It Takes Persistence, Networking to Make the Cut in Sports Industry

YOUNGSTOWN, Ohio – Robert Zullo, Westminster College’s sports management program coordinator, had a rude awakening when he tried to pursue a career in sports. On Wednesday evening, he passed along some of his wisdom during a video conference for the Youngstown chapter of Score.

Zullo, a former high school basketball player, grew up an avid sports fan. He began applying for internships in sports management toward the end of his undergraduate studies at the University of Virginia. But he was met with rejection letter after rejection letter.

That was until he was offered an internship at the Virginia Military Institute, which paid just $1,000 for 10 months of work. It was Zullo’s first experience with how difficult it is to enter and retain a career in sports management.

“If I didn’t take that position, somebody else would have and I wouldn’t have ended up on this journey,” Zullo said.

Zullo’s internship at VMI was the first step on his way to a career in sports. In his career, he’s made stops at the University of North Carolina, University of Georgia, Virginia Tech and James Madison. Eventually, he settled down at Westminster.

While the industry is continuously changing, so is the perception of sports management in the classroom, he told viewers.

Ohio University was the first school to provide a Sports Management curriculum. It combined aspects of physical education, business, history and communications. This led to national debates in academia on what the new field’s focus should be.

Eventually, the core concepts of the field were established, he said. Ethics, finance and economics, law, management, marketing and media, sociology and psychology became the focus nationwide. 

“One of the things nobody really thought about was facility and events,” Zullo said. “So even though the core has been established, it continues to evolve on a regular basis.”

Writing, sales, promotions, attention to detail and the ability to work with numbers are all skills necessary to landing a job in sports management, he said. He also said maintaining a competitive nature will be necessary to getting a foot in the door.

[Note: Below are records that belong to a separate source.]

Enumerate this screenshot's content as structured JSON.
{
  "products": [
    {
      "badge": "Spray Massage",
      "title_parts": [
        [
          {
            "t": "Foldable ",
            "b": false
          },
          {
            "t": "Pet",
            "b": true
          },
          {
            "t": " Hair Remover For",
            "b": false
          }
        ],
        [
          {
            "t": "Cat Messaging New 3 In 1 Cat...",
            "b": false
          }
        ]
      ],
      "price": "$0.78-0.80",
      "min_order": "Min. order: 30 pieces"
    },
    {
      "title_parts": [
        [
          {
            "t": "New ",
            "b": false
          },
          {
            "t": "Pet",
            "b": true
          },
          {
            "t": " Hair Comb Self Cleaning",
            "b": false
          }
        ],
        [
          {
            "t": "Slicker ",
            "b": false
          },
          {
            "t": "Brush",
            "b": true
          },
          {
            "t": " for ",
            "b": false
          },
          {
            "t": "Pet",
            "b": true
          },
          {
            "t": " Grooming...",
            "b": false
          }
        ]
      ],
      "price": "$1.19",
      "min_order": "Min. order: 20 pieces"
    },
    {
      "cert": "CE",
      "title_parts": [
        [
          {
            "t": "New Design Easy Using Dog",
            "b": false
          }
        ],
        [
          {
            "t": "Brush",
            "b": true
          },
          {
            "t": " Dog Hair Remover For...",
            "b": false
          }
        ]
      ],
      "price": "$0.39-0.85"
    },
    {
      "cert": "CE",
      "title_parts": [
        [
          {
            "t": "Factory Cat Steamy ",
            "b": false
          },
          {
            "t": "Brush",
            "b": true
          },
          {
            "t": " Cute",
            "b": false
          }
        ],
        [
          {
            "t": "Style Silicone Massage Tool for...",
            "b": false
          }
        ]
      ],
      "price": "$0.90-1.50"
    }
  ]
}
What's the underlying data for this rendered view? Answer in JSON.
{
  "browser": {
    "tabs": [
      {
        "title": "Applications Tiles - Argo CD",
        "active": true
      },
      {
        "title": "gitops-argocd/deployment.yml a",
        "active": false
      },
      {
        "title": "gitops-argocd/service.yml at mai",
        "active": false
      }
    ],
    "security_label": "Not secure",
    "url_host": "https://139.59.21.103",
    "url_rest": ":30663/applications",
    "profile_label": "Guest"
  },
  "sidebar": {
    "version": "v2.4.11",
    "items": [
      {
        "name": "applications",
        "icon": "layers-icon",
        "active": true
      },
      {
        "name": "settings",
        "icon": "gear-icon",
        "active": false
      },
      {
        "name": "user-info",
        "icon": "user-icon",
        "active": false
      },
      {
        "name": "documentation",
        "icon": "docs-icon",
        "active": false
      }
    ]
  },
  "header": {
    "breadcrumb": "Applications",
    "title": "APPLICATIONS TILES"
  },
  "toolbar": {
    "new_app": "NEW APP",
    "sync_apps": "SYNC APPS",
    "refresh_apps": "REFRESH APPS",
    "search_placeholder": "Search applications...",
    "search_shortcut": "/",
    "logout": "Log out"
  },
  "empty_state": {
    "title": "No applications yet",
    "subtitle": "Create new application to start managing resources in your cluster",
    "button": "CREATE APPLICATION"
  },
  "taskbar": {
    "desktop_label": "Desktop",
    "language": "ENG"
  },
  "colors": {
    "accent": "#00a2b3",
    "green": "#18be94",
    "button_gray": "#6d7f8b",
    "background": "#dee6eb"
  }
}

He emphasized the importance of networking in sports, drawing from his personal experience with his VMI internship. The associate athletic director at VMI was the one who recommended a North Carolina’s graduate program, and Zullo’s resume started to build from there.

“Whenever you’re at a conference, see if there’s a career fair so you can drop resumes off and do some small talk with the people that will ultimately look at it,” Zullo said.

Sports elicits an emotion in fans, he said. Many fans aspire for careers in the industry, such as becoming the next general manager of the Pittsburgh Steelers or similar positions, he said. But the reality is many will find careers in other sports-related fields.

Sports agencies, apparel, campus recreation and college sports are all options for someone who doesn’t make it to the highest levels of sports management, Zullo said. Nonprofit groups such as Big Brothers Big Sisters of America also hire people with sports backgrounds.

“I don’t skate to where the puck is. I skate to where it’s going,” Zullo said, quoting Hockey Hall of Famer Wayne Gretzky.

The key to working in sports management, he added, is thinking outside of the box. He expects the increased use of analytics will play a role in the sports industry as that trend continues to expand.

“Tom Brady is irreplaceable,” Zullo said. “If you can find ways to generate revenue for your organization, you’re irreplaceable.” 

Copyright 2024 The Business Journal, Youngstown, Ohio.